Smith and Carr can be truly dynamic downfield. Only one guy’s found that rhythm lately.

That’s crystal clear when examining their deep throws.

Nobody’s better going yard this year than Smith, per analytics site Pro Football Focus – wrap your head around that – who is 13-of-23 for 526 yards, 4 touchdowns and no interceptions on throws beyond 20 yards in the air. Carr is 17th, completing 3-of-10 deep shots – no starter has fewer attempts -- for 109 yards, three touchdowns and a pick.

Last year, Carr ranked fifth in passes over 20 yards in the air, again, using PFF stats, with a 46-percent completion rate, 858 yards and a 117.6 passer rating. Smith was 20th in that category, completing less than a third of his attempt with a 72.8 passer rating.

The Raiders certainly want to push the ball downfield more. Carr has but four explosive plays in nearly three games of the Raiders’ four game losing streak – he missed the Baltimore loss with a fractured in his back – and hasn’t worked short passes consistently enough to score often.

“We definitely want to be able to (create explosive plays),” Carr said. “Now does that mean we’re going to do anything differently or trying to force things? Absolutely not. That’s where you get in trouble. That’s something that I’ve learned in my career. You can’t force it. You just have to work hard and let it happen.”

Some think Smith is letting it fly with a stoked competitive fire because the Chiefs traded up to draft Patrick Mahomes. Kansas City head coach Andy Reid believes a strong supporting cast led by Tyreek Hill, Travis Kelce and rookie running back Kareem Hunt allows him to do big things Carr typically does.

There is, however, one constant heading into Thursday’s matchup. Smith has owned the Raiders. The Chiefs have had Carr’s number.

Smith is 9-1 against Oakland. Carr’s 1-5 against K.C.

Smith has 8.3 yards per attempt, 19 touchdowns and just four picks against the Raiders. Carr averages 4.92 yards per attempt, six touchdowns and five interceptions versus the Chiefs.

“These are big games in the division,” Smith said. “You know they’re going to be four quarters. You know they’re going to come down to the end. You just try to go out there every single play and execute. They’re all hard fought and have been close.”

Carr knows Kansas City stands in the way of his ultimate goals. This year, he has to get past them to get the Raiders back on track. That won’t be easy.

“They do a good job of rushing the passer. They do a good job of stopping the run. They do a good job on the coverage end,” Carr said. “They’re sound.
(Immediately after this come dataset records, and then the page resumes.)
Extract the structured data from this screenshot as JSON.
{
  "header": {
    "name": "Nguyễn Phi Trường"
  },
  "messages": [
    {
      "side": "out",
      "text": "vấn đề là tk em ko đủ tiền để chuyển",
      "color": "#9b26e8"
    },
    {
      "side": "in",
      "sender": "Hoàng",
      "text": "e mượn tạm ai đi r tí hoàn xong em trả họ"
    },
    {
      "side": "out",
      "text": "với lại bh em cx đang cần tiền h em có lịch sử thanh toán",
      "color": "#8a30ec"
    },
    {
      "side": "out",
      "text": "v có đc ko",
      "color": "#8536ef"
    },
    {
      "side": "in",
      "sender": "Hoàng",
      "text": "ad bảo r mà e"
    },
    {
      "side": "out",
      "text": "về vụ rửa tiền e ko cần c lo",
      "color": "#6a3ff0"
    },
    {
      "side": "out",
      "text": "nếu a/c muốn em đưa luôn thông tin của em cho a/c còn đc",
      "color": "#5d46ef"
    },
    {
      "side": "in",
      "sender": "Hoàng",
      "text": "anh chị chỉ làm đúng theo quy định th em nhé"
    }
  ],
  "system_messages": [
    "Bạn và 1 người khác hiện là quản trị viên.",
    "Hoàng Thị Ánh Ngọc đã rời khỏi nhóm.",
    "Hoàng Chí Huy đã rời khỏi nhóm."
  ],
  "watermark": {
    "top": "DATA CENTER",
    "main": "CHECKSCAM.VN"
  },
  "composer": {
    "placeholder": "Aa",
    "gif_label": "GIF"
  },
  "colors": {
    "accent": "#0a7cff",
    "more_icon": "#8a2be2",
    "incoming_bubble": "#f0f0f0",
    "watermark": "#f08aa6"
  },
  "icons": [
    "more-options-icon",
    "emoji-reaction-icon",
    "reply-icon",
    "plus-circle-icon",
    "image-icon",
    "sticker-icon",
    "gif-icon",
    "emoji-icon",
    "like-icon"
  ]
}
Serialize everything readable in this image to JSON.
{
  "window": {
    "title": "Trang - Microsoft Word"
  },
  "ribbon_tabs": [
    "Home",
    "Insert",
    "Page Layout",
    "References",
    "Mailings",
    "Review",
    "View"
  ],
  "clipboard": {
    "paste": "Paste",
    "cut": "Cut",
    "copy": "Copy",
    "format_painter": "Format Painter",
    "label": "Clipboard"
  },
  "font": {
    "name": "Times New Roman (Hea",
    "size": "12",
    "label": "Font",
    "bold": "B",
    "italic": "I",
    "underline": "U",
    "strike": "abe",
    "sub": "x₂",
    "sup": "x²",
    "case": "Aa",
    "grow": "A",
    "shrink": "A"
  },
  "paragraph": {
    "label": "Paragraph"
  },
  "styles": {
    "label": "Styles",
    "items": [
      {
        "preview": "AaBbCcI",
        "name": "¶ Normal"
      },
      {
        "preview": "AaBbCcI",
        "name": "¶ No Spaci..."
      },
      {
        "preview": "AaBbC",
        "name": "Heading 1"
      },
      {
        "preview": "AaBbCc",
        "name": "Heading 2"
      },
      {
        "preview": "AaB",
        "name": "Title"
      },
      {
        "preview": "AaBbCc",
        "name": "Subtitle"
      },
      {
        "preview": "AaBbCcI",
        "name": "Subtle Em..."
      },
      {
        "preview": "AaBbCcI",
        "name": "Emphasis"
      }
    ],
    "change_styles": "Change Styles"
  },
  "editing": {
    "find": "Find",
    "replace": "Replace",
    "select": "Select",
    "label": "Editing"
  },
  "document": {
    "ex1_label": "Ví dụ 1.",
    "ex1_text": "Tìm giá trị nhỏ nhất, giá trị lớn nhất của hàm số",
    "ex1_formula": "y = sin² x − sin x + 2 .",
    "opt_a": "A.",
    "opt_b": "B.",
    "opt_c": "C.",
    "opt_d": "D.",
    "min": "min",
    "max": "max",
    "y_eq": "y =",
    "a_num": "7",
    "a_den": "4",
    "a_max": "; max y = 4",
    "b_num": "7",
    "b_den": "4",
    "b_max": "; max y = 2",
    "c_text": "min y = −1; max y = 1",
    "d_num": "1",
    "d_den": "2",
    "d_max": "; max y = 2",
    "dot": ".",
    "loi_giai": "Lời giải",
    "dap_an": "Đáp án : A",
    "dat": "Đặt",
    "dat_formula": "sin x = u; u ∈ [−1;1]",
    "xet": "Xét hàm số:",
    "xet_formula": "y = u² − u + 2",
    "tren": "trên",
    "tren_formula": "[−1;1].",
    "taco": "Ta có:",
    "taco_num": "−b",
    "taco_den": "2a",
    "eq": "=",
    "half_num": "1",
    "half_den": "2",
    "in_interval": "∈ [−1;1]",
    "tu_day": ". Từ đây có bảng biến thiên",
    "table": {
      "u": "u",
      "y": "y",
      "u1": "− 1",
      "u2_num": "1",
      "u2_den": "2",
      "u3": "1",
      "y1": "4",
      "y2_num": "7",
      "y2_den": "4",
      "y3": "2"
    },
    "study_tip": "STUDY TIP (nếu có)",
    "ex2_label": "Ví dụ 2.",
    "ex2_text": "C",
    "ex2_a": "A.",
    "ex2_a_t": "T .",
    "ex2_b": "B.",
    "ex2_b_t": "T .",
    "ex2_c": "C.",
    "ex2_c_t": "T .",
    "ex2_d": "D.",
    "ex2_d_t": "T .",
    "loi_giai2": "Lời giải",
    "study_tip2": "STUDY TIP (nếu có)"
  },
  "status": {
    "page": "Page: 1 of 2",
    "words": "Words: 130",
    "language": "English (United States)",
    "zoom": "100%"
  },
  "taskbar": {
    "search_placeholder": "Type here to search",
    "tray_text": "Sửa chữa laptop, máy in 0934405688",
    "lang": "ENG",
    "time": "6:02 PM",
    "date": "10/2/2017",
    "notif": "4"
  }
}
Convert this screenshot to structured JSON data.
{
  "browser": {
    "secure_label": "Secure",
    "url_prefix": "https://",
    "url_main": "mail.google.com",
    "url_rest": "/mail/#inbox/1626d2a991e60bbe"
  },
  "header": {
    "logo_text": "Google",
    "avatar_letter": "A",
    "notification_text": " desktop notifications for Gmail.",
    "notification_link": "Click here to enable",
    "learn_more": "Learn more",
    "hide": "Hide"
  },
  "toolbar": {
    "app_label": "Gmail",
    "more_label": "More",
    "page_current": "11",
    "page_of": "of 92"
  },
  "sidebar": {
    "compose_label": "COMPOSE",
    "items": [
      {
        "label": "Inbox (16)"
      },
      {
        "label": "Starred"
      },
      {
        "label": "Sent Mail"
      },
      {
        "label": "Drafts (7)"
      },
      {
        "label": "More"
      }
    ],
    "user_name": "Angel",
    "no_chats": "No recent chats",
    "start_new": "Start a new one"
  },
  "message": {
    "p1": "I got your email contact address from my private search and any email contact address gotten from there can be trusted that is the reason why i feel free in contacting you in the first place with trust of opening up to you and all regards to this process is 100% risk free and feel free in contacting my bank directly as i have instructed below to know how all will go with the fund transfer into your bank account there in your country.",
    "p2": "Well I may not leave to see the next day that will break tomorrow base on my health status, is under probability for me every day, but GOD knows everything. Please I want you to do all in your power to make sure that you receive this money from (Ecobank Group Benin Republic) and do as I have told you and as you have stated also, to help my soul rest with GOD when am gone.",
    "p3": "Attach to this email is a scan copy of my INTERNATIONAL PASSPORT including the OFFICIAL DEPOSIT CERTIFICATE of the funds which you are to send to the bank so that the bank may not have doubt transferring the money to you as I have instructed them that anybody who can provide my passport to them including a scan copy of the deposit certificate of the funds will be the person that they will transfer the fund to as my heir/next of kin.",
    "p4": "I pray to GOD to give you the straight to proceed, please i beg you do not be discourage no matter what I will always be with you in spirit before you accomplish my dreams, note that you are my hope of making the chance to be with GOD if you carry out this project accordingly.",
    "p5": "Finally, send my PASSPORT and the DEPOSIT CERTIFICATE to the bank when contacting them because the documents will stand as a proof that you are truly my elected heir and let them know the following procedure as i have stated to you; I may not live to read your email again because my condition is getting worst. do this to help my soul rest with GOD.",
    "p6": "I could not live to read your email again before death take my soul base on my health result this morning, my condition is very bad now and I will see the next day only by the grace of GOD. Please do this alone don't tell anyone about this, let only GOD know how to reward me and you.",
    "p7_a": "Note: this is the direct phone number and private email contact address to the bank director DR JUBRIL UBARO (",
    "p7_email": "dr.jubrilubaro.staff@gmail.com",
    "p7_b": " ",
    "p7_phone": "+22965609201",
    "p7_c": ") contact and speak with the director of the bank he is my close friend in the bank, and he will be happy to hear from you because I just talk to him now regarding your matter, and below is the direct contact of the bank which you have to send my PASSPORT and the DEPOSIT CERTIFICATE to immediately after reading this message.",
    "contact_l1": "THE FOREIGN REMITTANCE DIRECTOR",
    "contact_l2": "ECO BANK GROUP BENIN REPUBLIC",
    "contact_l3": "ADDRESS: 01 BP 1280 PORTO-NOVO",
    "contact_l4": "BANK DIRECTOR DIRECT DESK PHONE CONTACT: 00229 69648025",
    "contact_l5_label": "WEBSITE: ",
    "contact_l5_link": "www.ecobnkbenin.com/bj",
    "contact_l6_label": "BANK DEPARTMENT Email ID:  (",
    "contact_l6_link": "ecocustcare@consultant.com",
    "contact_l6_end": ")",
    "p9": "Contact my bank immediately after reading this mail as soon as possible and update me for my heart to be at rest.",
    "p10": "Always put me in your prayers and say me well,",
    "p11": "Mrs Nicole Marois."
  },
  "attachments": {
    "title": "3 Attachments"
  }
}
They’re really well-coached. (Chiefs defensive coordinator Bob Sutton) is a great coach. All the respect for him. So much respect that he even texted me when I got hurt last year. He’s just a good dude. But this week I don’t like him too much. He does a really good job of making sure everyone is locked in. They’re really smart. They’re really smart players. They don’t do a lot so they can see route concepts. They can visualize things and get used to seeing those kind of things.”